▸ Try it: The answer must be one number: how many lines below contain the word "Business".

Data extracted from a collection
=== Begin Enclosure ===

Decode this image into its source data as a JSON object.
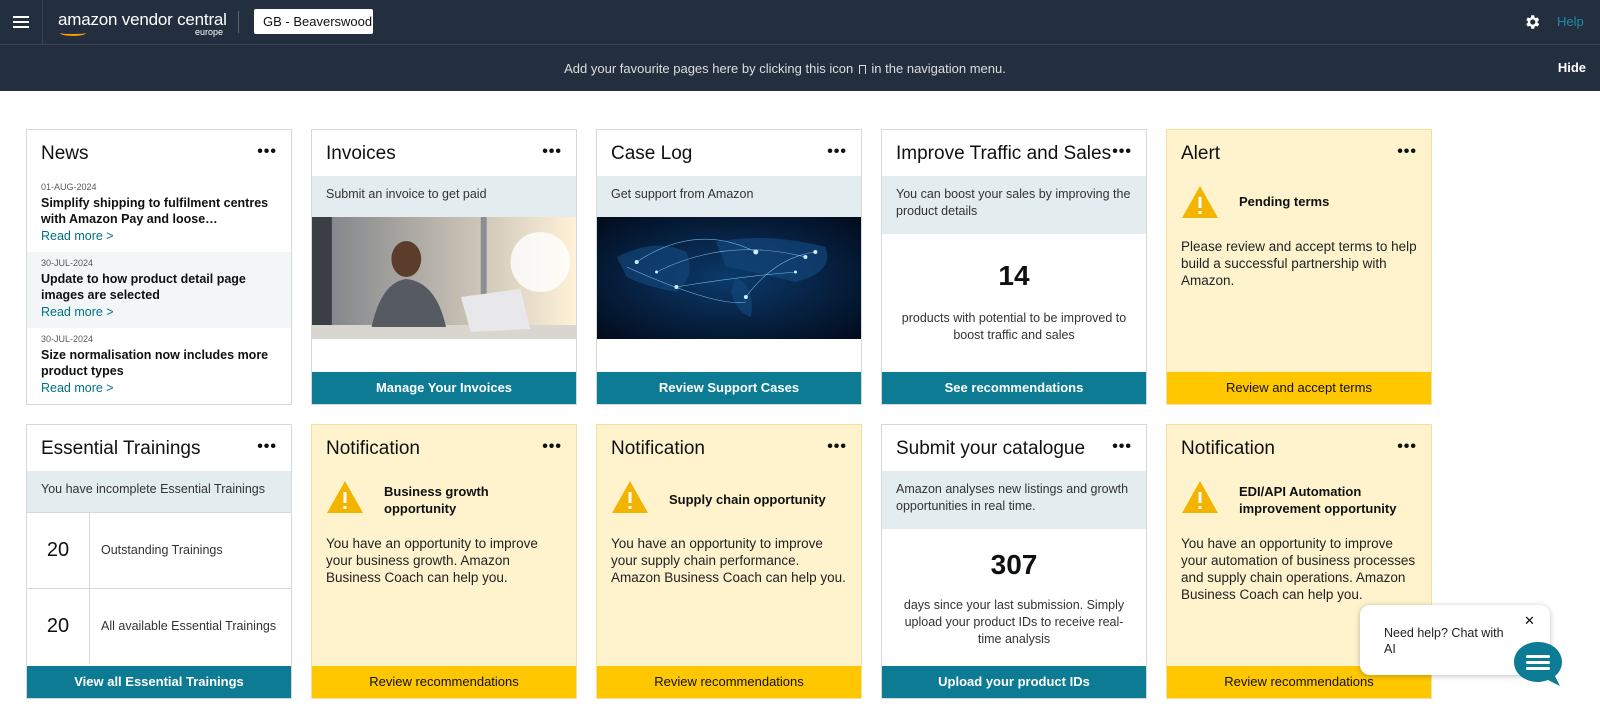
{
  "header": {
    "logo_main": "amazon vendor central",
    "logo_sub": "europe",
    "account": "GB - Beaverswood",
    "help": "Help"
  },
  "favbar": {
    "msg_before": "Add your favourite pages here by clicking this icon",
    "msg_after": "in the navigation menu.",
    "hide": "Hide"
  },
  "cards": {
    "news": {
      "title": "News",
      "items": [
        {
          "date": "01-AUG-2024",
          "title": "Simplify shipping to fulfilment centres with Amazon Pay and loose…",
          "link": "Read more >"
        },
        {
          "date": "30-JUL-2024",
          "title": "Update to how product detail page images are selected",
          "link": "Read more >"
        },
        {
          "date": "30-JUL-2024",
          "title": "Size normalisation now includes more product types",
          "link": "Read more >"
        }
      ]
    },
    "invoices": {
      "title": "Invoices",
      "sub": "Submit an invoice to get paid",
      "button": "Manage Your Invoices"
    },
    "caselog": {
      "title": "Case Log",
      "sub": "Get support from Amazon",
      "button": "Review Support Cases"
    },
    "traffic": {
      "title": "Improve Traffic and Sales",
      "sub": "You can boost your sales by improving the product details",
      "count": "14",
      "caption": "products with potential to be improved to boost traffic and sales",
      "button": "See recommendations"
    },
    "alert": {
      "title": "Alert",
      "heading": "Pending terms",
      "body": "Please review and accept terms to help build a successful partnership with Amazon.",
      "button": "Review and accept terms"
    },
    "trainings": {
      "title": "Essential Trainings",
      "sub": "You have incomplete Essential Trainings",
      "rows": [
        {
          "count": "20",
          "label": "Outstanding Trainings"
        },
        {
          "count": "20",
          "label": "All available Essential Trainings"
        }
      ],
      "button": "View all Essential Trainings"
    },
    "notif1": {
      "title": "Notification",
      "heading": "Business growth opportunity",
      "body": "You have an opportunity to improve your business growth. Amazon Business Coach can help you.",
      "button": "Review recommendations"
    },
    "notif2": {
      "title": "Notification",
      "heading": "Supply chain opportunity",
      "body": "You have an opportunity to improve your supply chain performance. Amazon Business Coach can help you.",
      "button": "Review recommendations"
    },
    "catalogue": {
      "title": "Submit your catalogue",
      "sub": "Amazon analyses new listings and growth opportunities in real time.",
      "count": "307",
      "caption": "days since your last submission. Simply upload your product IDs to receive real-time analysis",
      "button": "Upload your product IDs"
    },
    "notif3": {
      "title": "Notification",
      "heading": "EDI/API Automation improvement opportunity",
      "body": "You have an opportunity to improve your automation of business processes and supply chain operations. Amazon Business Coach can help you.",
      "button": "Review recommendations"
    }
  },
  "chat": {
    "message": "Need help? Chat with AI",
    "close": "✕"
  },
  "menu_dots": "•••"
}
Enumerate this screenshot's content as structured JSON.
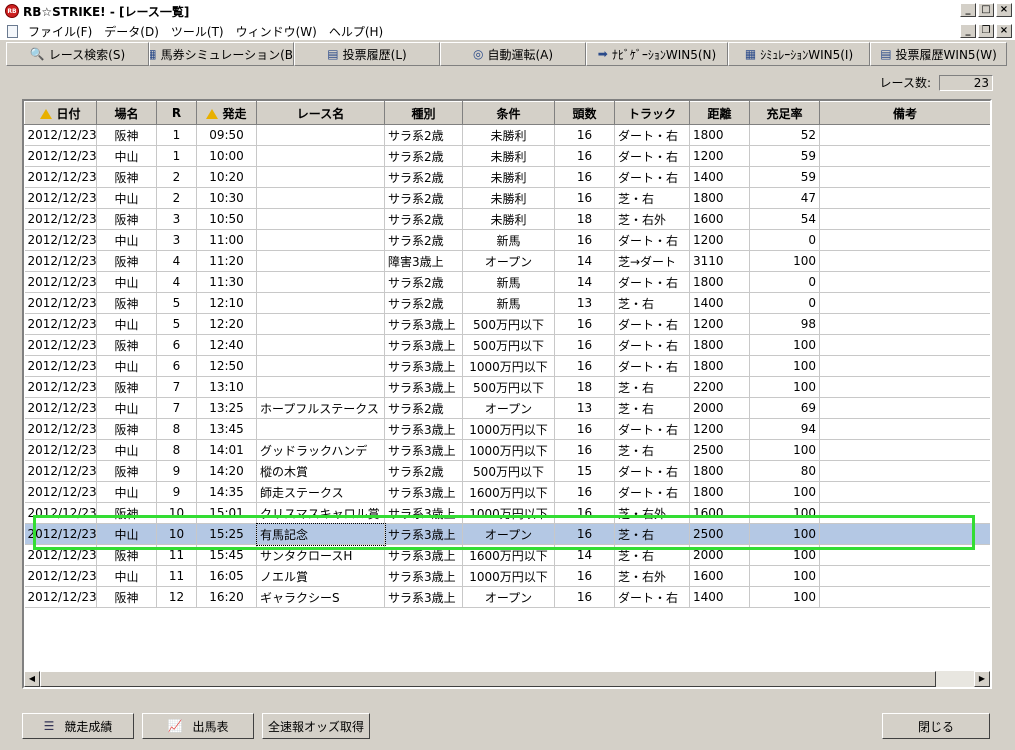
{
  "window": {
    "title": "RB☆STRIKE! - [レース一覧]",
    "app_icon_text": "RB"
  },
  "menu": [
    "ファイル(F)",
    "データ(D)",
    "ツール(T)",
    "ウィンドウ(W)",
    "ヘルプ(H)"
  ],
  "toolbar": [
    {
      "label": "レース検索(S)",
      "icon": "🔍"
    },
    {
      "label": "馬券シミュレーション(B)",
      "icon": "▦"
    },
    {
      "label": "投票履歴(L)",
      "icon": "▤"
    },
    {
      "label": "自動運転(A)",
      "icon": "◎"
    },
    {
      "label": "ﾅﾋﾞｹﾞｰｼｮﾝWIN5(N)",
      "icon": "➡"
    },
    {
      "label": "ｼﾐｭﾚｰｼｮﾝWIN5(I)",
      "icon": "▦"
    },
    {
      "label": "投票履歴WIN5(W)",
      "icon": "▤"
    }
  ],
  "race_count": {
    "label": "レース数:",
    "value": "23"
  },
  "columns": [
    "日付",
    "場名",
    "R",
    "発走",
    "レース名",
    "種別",
    "条件",
    "頭数",
    "トラック",
    "距離",
    "充足率",
    "備考"
  ],
  "rows": [
    [
      "2012/12/23",
      "阪神",
      "1",
      "09:50",
      "",
      "サラ系2歳",
      "未勝利",
      "16",
      "ダート・右",
      "1800",
      "52",
      ""
    ],
    [
      "2012/12/23",
      "中山",
      "1",
      "10:00",
      "",
      "サラ系2歳",
      "未勝利",
      "16",
      "ダート・右",
      "1200",
      "59",
      ""
    ],
    [
      "2012/12/23",
      "阪神",
      "2",
      "10:20",
      "",
      "サラ系2歳",
      "未勝利",
      "16",
      "ダート・右",
      "1400",
      "59",
      ""
    ],
    [
      "2012/12/23",
      "中山",
      "2",
      "10:30",
      "",
      "サラ系2歳",
      "未勝利",
      "16",
      "芝・右",
      "1800",
      "47",
      ""
    ],
    [
      "2012/12/23",
      "阪神",
      "3",
      "10:50",
      "",
      "サラ系2歳",
      "未勝利",
      "18",
      "芝・右外",
      "1600",
      "54",
      ""
    ],
    [
      "2012/12/23",
      "中山",
      "3",
      "11:00",
      "",
      "サラ系2歳",
      "新馬",
      "16",
      "ダート・右",
      "1200",
      "0",
      ""
    ],
    [
      "2012/12/23",
      "阪神",
      "4",
      "11:20",
      "",
      "障害3歳上",
      "オープン",
      "14",
      "芝→ダート",
      "3110",
      "100",
      ""
    ],
    [
      "2012/12/23",
      "中山",
      "4",
      "11:30",
      "",
      "サラ系2歳",
      "新馬",
      "14",
      "ダート・右",
      "1800",
      "0",
      ""
    ],
    [
      "2012/12/23",
      "阪神",
      "5",
      "12:10",
      "",
      "サラ系2歳",
      "新馬",
      "13",
      "芝・右",
      "1400",
      "0",
      ""
    ],
    [
      "2012/12/23",
      "中山",
      "5",
      "12:20",
      "",
      "サラ系3歳上",
      "500万円以下",
      "16",
      "ダート・右",
      "1200",
      "98",
      ""
    ],
    [
      "2012/12/23",
      "阪神",
      "6",
      "12:40",
      "",
      "サラ系3歳上",
      "500万円以下",
      "16",
      "ダート・右",
      "1800",
      "100",
      ""
    ],
    [
      "2012/12/23",
      "中山",
      "6",
      "12:50",
      "",
      "サラ系3歳上",
      "1000万円以下",
      "16",
      "ダート・右",
      "1800",
      "100",
      ""
    ],
    [
      "2012/12/23",
      "阪神",
      "7",
      "13:10",
      "",
      "サラ系3歳上",
      "500万円以下",
      "18",
      "芝・右",
      "2200",
      "100",
      ""
    ],
    [
      "2012/12/23",
      "中山",
      "7",
      "13:25",
      "ホープフルステークス",
      "サラ系2歳",
      "オープン",
      "13",
      "芝・右",
      "2000",
      "69",
      ""
    ],
    [
      "2012/12/23",
      "阪神",
      "8",
      "13:45",
      "",
      "サラ系3歳上",
      "1000万円以下",
      "16",
      "ダート・右",
      "1200",
      "94",
      ""
    ],
    [
      "2012/12/23",
      "中山",
      "8",
      "14:01",
      "グッドラックハンデ",
      "サラ系3歳上",
      "1000万円以下",
      "16",
      "芝・右",
      "2500",
      "100",
      ""
    ],
    [
      "2012/12/23",
      "阪神",
      "9",
      "14:20",
      "樅の木賞",
      "サラ系2歳",
      "500万円以下",
      "15",
      "ダート・右",
      "1800",
      "80",
      ""
    ],
    [
      "2012/12/23",
      "中山",
      "9",
      "14:35",
      "師走ステークス",
      "サラ系3歳上",
      "1600万円以下",
      "16",
      "ダート・右",
      "1800",
      "100",
      ""
    ],
    [
      "2012/12/23",
      "阪神",
      "10",
      "15:01",
      "クリスマスキャロル賞",
      "サラ系3歳上",
      "1000万円以下",
      "16",
      "芝・右外",
      "1600",
      "100",
      ""
    ],
    [
      "2012/12/23",
      "中山",
      "10",
      "15:25",
      "有馬記念",
      "サラ系3歳上",
      "オープン",
      "16",
      "芝・右",
      "2500",
      "100",
      ""
    ],
    [
      "2012/12/23",
      "阪神",
      "11",
      "15:45",
      "サンタクロースH",
      "サラ系3歳上",
      "1600万円以下",
      "14",
      "芝・右",
      "2000",
      "100",
      ""
    ],
    [
      "2012/12/23",
      "中山",
      "11",
      "16:05",
      "ノエル賞",
      "サラ系3歳上",
      "1000万円以下",
      "16",
      "芝・右外",
      "1600",
      "100",
      ""
    ],
    [
      "2012/12/23",
      "阪神",
      "12",
      "16:20",
      "ギャラクシーS",
      "サラ系3歳上",
      "オープン",
      "16",
      "ダート・右",
      "1400",
      "100",
      ""
    ]
  ],
  "selected_row": 19,
  "buttons": {
    "results": "競走成績",
    "entries": "出馬表",
    "odds": "全速報オッズ取得",
    "close": "閉じる"
  },
  "colors": {
    "selection": "#b4c8e4",
    "highlight_box": "#33dd33",
    "chrome": "#d4d0c8"
  }
}
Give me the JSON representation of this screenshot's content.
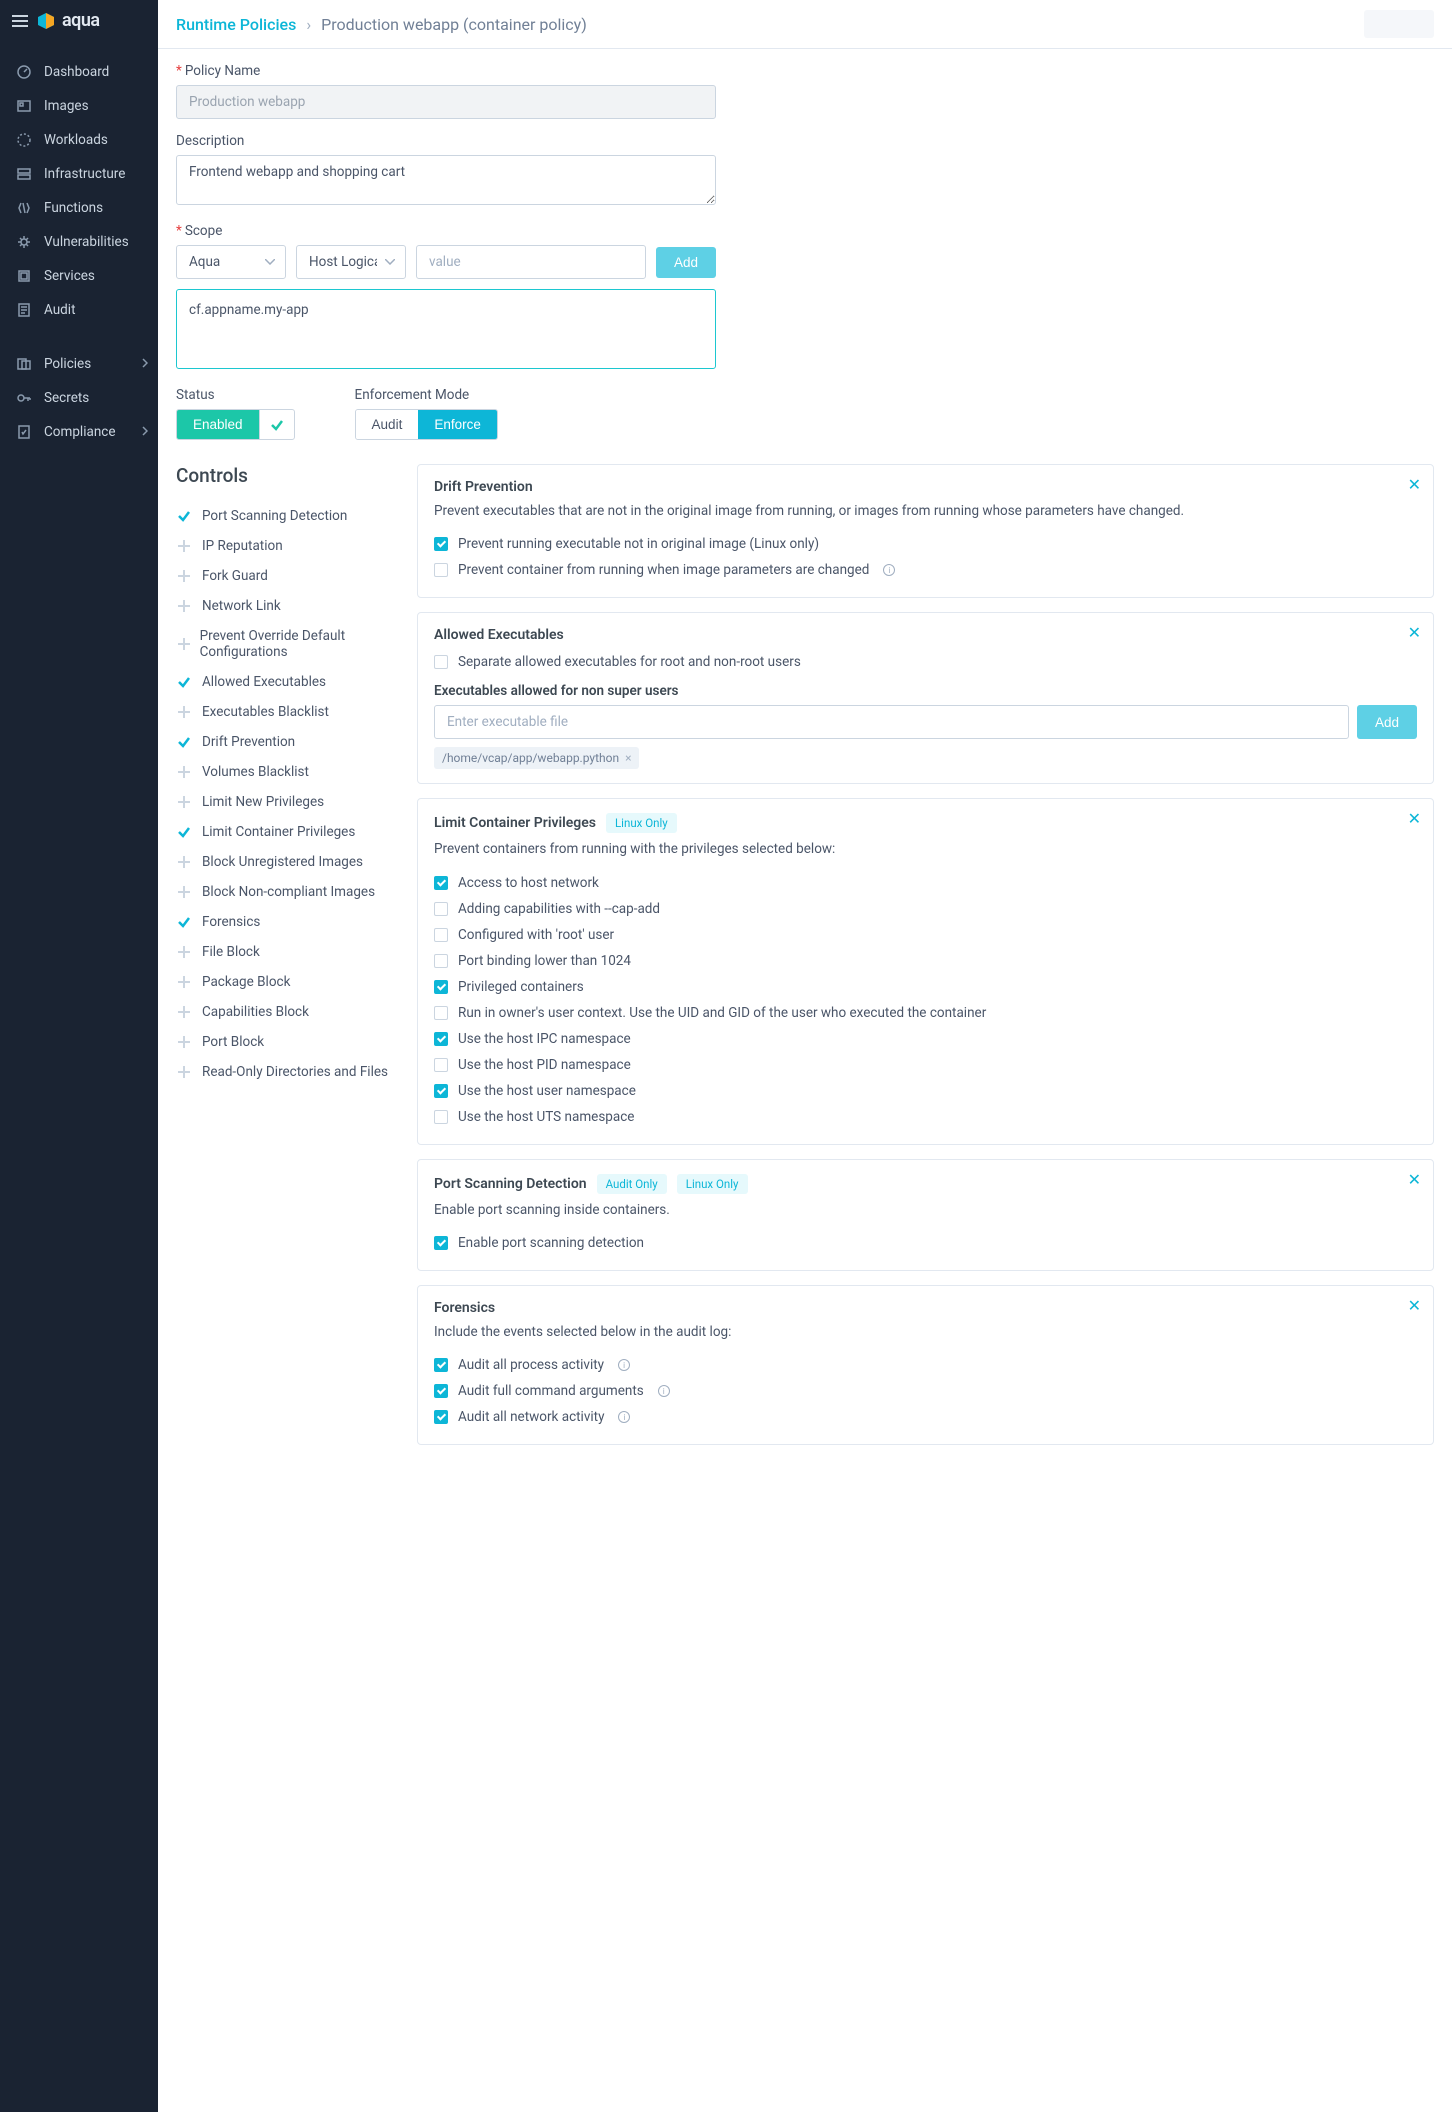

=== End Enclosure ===

▸ Exercise result: 4